The new policy, however, limits in scope the Department’s demands for de-confliction. “The Department’s requests to defer investigative steps—such as the interview of company employees or third parties—will be made for a limited period of time and will be narrowly tailored to a legitimate investigative purpose (e.g., to prevent impeding a specified aspect of the Department’s investigation),” the policy states. “Once the justification dissipates, the Department will notify the company that the Department is lifting its request.”
“That shows that the Department has been aware of, and responsive to, the appropriate concerns that the defense bar and the compliance community have raised about the original version of the pilot program, and they have tweaked it in response,” Linder says.
From the Justice Department’s perspective, the intent of the FCPA enforcement policy is a win-win by encouraging more companies to voluntary self-disclose, while enhancing the Department’s ability to identify and punish culpable individuals. Not everyone else sees it that way.
“I think board members, audit committee members, and other business managers should take this new policy with a complete grain of salt,” says Mike Koehler, associate professor of law at Southern Illinois University School of Law. This “presumption” being stated by the Department of Justice is “not that there will be no enforcement action; the presumption is really that there will be a declination with disgorgement,” he says.
In fact, the Department of Justice explicitly states that, “to qualify for the FCPA Corporate Enforcement Policy, the company is required to pay all disgorgement, forfeiture, and/or restitution resulting from the misconduct at issue.” That requirement may be satisfied by a parallel resolution with the Securities and Exchange Commission. “The DoJ can call it whatever it wants to call it, but a declination with disgorgement is an FCPA enforcement action,” Koehler says.

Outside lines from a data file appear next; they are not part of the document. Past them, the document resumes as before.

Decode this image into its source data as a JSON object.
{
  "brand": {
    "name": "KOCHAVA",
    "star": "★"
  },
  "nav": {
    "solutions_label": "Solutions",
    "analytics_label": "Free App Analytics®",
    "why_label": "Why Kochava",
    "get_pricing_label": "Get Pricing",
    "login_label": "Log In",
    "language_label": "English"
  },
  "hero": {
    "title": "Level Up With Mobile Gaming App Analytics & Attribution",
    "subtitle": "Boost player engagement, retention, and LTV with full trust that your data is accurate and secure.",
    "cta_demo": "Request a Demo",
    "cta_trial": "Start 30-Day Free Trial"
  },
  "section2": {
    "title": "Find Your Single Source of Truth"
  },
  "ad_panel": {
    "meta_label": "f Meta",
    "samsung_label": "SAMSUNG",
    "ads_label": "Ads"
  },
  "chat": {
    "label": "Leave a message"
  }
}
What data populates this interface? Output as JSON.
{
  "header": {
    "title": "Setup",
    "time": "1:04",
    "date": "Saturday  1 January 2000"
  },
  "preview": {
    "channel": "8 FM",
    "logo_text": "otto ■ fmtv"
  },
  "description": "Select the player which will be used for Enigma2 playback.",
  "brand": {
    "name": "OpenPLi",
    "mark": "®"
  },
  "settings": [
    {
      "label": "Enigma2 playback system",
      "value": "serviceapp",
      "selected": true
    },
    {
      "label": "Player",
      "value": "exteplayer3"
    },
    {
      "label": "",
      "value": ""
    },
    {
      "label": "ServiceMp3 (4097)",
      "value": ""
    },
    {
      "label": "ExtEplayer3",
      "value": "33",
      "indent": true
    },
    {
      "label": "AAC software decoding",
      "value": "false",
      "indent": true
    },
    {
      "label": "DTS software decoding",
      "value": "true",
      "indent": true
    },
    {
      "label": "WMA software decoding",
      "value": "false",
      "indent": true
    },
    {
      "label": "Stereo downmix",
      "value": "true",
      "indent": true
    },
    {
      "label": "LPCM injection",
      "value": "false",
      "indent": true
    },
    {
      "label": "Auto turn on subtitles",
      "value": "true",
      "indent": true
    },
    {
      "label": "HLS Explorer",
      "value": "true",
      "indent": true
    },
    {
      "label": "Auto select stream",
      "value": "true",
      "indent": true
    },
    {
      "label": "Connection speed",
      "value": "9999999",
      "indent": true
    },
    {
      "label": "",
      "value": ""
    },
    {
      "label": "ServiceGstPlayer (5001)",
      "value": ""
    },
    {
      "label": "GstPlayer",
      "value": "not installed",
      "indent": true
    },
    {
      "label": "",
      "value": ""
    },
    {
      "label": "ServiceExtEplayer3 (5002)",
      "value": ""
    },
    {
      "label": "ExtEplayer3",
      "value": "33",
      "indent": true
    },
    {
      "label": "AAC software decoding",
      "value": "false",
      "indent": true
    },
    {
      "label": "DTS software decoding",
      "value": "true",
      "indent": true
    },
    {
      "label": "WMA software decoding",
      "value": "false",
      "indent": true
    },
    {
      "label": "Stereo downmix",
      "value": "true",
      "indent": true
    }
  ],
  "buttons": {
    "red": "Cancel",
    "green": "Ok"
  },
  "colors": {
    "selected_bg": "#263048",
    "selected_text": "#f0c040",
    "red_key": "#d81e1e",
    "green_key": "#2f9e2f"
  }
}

What this enforcement policy also makes explicit is that any declination awarded to a company will be made public. Many companies prefer to keep that information private, Linder says, so that may be another sticking point in how a company decides whether to self-disclose a potential FCPA violation or not.
Nor can the legal and compliance community gain any real assurance about the true success of the enforcement program. In his remarks, Rosenstein commented that the pilot program has been successful because companies made more disclosures in 2017 than 2016.
In the first year of the pilot program, he noted, the FCPA Unit received 22 voluntary disclosures, compared to 13 during the previous year. In total, during the year and a half that the pilot program was in effect, the FCPA Unit received 30 voluntary disclosures, compared to 18 during the previous 18-month period.
That said, companies have been voluntarily disclosing FCPA misconduct for several years now, Koehler says. The Justice Department can’t say for sure if those disclosures would have occurred in the absence of the pilot program.